_Your assignment:_ Down to the last line, output the records below exactly.

_Material for this task:_
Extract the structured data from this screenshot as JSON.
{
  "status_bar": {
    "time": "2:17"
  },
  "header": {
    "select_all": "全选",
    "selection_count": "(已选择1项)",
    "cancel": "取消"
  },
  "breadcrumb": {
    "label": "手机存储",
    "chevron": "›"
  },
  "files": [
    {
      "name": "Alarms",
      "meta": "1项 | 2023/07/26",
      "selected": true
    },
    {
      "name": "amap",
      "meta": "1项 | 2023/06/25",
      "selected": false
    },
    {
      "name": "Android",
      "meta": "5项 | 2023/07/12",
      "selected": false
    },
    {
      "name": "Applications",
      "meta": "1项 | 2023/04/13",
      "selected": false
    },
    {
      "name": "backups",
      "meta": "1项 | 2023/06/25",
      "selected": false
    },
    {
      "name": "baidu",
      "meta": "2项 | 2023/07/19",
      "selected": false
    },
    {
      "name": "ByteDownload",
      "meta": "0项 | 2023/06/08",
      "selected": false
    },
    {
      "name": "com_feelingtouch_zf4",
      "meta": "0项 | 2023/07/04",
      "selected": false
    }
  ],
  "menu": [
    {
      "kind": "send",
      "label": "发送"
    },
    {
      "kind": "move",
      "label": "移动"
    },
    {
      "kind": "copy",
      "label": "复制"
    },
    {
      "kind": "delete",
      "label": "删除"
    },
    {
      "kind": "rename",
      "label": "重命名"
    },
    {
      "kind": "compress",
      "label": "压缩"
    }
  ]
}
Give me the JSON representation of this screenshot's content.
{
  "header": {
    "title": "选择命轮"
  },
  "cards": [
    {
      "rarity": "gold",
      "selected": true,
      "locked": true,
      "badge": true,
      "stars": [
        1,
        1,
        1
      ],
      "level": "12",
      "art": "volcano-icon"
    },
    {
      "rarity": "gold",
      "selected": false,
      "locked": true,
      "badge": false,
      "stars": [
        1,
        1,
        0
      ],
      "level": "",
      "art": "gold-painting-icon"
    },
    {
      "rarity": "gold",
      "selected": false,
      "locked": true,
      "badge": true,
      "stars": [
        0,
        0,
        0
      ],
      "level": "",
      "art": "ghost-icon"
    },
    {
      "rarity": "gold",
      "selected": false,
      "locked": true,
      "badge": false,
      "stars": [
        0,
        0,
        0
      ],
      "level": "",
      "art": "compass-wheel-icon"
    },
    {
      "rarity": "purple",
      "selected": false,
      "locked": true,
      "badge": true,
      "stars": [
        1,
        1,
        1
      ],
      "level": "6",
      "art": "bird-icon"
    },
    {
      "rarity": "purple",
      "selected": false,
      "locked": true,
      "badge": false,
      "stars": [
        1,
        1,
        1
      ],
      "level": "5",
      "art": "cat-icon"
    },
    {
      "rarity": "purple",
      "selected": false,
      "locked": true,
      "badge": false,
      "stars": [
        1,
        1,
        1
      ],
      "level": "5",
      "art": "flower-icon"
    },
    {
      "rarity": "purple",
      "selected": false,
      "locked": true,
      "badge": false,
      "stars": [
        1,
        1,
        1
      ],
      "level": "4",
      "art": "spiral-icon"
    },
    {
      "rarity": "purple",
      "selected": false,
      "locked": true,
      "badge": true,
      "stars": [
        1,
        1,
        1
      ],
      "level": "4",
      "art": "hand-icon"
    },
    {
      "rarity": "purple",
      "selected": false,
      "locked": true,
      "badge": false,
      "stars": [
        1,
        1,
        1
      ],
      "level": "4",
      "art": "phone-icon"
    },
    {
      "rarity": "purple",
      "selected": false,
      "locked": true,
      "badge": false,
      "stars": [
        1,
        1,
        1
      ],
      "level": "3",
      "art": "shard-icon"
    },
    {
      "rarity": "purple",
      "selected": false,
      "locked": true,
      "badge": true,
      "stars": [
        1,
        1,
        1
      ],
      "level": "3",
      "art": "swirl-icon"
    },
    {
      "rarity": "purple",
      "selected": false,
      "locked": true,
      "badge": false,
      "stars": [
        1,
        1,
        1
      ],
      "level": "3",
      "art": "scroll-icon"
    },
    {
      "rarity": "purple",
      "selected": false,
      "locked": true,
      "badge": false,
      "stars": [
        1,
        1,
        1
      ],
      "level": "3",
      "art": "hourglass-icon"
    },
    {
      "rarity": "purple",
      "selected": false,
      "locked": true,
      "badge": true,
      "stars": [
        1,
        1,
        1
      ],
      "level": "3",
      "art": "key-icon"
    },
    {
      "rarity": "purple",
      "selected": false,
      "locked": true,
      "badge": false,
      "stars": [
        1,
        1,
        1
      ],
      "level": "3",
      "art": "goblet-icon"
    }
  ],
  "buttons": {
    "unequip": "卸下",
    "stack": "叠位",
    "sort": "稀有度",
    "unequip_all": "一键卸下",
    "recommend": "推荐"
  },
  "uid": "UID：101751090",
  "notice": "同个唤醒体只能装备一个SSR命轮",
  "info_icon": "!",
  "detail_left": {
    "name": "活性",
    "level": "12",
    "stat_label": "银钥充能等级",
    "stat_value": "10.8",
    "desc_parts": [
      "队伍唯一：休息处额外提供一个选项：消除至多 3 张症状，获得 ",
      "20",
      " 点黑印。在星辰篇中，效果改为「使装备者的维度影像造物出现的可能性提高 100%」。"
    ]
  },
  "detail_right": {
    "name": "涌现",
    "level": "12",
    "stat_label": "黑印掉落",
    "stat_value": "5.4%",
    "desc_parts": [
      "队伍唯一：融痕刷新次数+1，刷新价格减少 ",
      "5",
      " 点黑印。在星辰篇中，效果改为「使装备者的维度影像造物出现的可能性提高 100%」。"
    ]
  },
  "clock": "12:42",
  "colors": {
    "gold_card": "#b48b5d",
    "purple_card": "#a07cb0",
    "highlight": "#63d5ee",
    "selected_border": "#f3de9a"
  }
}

_Response:_
Extract the structured data from this screenshot as JSON.
{
  "status_bar": {
    "time": "2:17"
  },
  "header": {
    "select_all": "全选",
    "selection_count": "(已选择1项)",
    "cancel": "取消"
  },
  "breadcrumb": {
    "label": "手机存储",
    "chevron": "›"
  },
  "files": [
    {
      "name": "Alarms",
      "meta": "1项 | 2023/07/26",
      "selected": true
    },
    {
      "name": "amap",
      "meta": "1项 | 2023/06/25",
      "selected": false
    },
    {
      "name": "Android",
      "meta": "5项 | 2023/07/12",
      "selected": false
    },
    {
      "name": "Applications",
      "meta": "1项 | 2023/04/13",
      "selected": false
    },
    {
      "name": "backups",
      "meta": "1项 | 2023/06/25",
      "selected": false
    },
    {
      "name": "baidu",
      "meta": "2项 | 2023/07/19",
      "selected": false
    },
    {
      "name": "ByteDownload",
      "meta": "0项 | 2023/06/08",
      "selected": false
    },
    {
      "name": "com_feelingtouch_zf4",
      "meta": "0项 | 2023/07/04",
      "selected": false
    }
  ],
  "menu": [
    {
      "kind": "send",
      "label": "发送"
    },
    {
      "kind": "move",
      "label": "移动"
    },
    {
      "kind": "copy",
      "label": "复制"
    },
    {
      "kind": "delete",
      "label": "删除"
    },
    {
      "kind": "rename",
      "label": "重命名"
    },
    {
      "kind": "compress",
      "label": "压缩"
    }
  ]
}
Give me the JSON representation of this screenshot's content.
{
  "header": {
    "title": "选择命轮"
  },
  "cards": [
    {
      "rarity": "gold",
      "selected": true,
      "locked": true,
      "badge": true,
      "stars": [
        1,
        1,
        1
      ],
      "level": "12",
      "art": "volcano-icon"
    },
    {
      "rarity": "gold",
      "selected": false,
      "locked": true,
      "badge": false,
      "stars": [
        1,
        1,
        0
      ],
      "level": "",
      "art": "gold-painting-icon"
    },
    {
      "rarity": "gold",
      "selected": false,
      "locked": true,
      "badge": true,
      "stars": [
        0,
        0,
        0
      ],
      "level": "",
      "art": "ghost-icon"
    },
    {
      "rarity": "gold",
      "selected": false,
      "locked": true,
      "badge": false,
      "stars": [
        0,
        0,
        0
      ],
      "level": "",
      "art": "compass-wheel-icon"
    },
    {
      "rarity": "purple",
      "selected": false,
      "locked": true,
      "badge": true,
      "stars": [
        1,
        1,
        1
      ],
      "level": "6",
      "art": "bird-icon"
    },
    {
      "rarity": "purple",
      "selected": false,
      "locked": true,
      "badge": false,
      "stars": [
        1,
        1,
        1
      ],
      "level": "5",
      "art": "cat-icon"
    },
    {
      "rarity": "purple",
      "selected": false,
      "locked": true,
      "badge": false,
      "stars": [
        1,
        1,
        1
      ],
      "level": "5",
      "art": "flower-icon"
    },
    {
      "rarity": "purple",
      "selected": false,
      "locked": true,
      "badge": false,
      "stars": [
        1,
        1,
        1
      ],
      "level": "4",
      "art": "spiral-icon"
    },
    {
      "rarity": "purple",
      "selected": false,
      "locked": true,
      "badge": true,
      "stars": [
        1,
        1,
        1
      ],
      "level": "4",
      "art": "hand-icon"
    },
    {
      "rarity": "purple",
      "selected": false,
      "locked": true,
      "badge": false,
      "stars": [
        1,
        1,
        1
      ],
      "level": "4",
      "art": "phone-icon"
    },
    {
      "rarity": "purple",
      "selected": false,
      "locked": true,
      "badge": false,
      "stars": [
        1,
        1,
        1
      ],
      "level": "3",
      "art": "shard-icon"
    },
    {
      "rarity": "purple",
      "selected": false,
      "locked": true,
      "badge": true,
      "stars": [
        1,
        1,
        1
      ],
      "level": "3",
      "art": "swirl-icon"
    },
    {
      "rarity": "purple",
      "selected": false,
      "locked": true,
      "badge": false,
      "stars": [
        1,
        1,
        1
      ],
      "level": "3",
      "art": "scroll-icon"
    },
    {
      "rarity": "purple",
      "selected": false,
      "locked": true,
      "badge": false,
      "stars": [
        1,
        1,
        1
      ],
      "level": "3",
      "art": "hourglass-icon"
    },
    {
      "rarity": "purple",
      "selected": false,
      "locked": true,
      "badge": true,
      "stars": [
        1,
        1,
        1
      ],
      "level": "3",
      "art": "key-icon"
    },
    {
      "rarity": "purple",
      "selected": false,
      "locked": true,
      "badge": false,
      "stars": [
        1,
        1,
        1
      ],
      "level": "3",
      "art": "goblet-icon"
    }
  ],
  "buttons": {
    "unequip": "卸下",
    "stack": "叠位",
    "sort": "稀有度",
    "unequip_all": "一键卸下",
    "recommend": "推荐"
  },
  "uid": "UID：101751090",
  "notice": "同个唤醒体只能装备一个SSR命轮",
  "info_icon": "!",
  "detail_left": {
    "name": "活性",
    "level": "12",
    "stat_label": "银钥充能等级",
    "stat_value": "10.8",
    "desc_parts": [
      "队伍唯一：休息处额外提供一个选项：消除至多 3 张症状，获得 ",
      "20",
      " 点黑印。在星辰篇中，效果改为「使装备者的维度影像造物出现的可能性提高 100%」。"
    ]
  },
  "detail_right": {
    "name": "涌现",
    "level": "12",
    "stat_label": "黑印掉落",
    "stat_value": "5.4%",
    "desc_parts": [
      "队伍唯一：融痕刷新次数+1，刷新价格减少 ",
      "5",
      " 点黑印。在星辰篇中，效果改为「使装备者的维度影像造物出现的可能性提高 100%」。"
    ]
  },
  "clock": "12:42",
  "colors": {
    "gold_card": "#b48b5d",
    "purple_card": "#a07cb0",
    "highlight": "#63d5ee",
    "selected_border": "#f3de9a"
  }
}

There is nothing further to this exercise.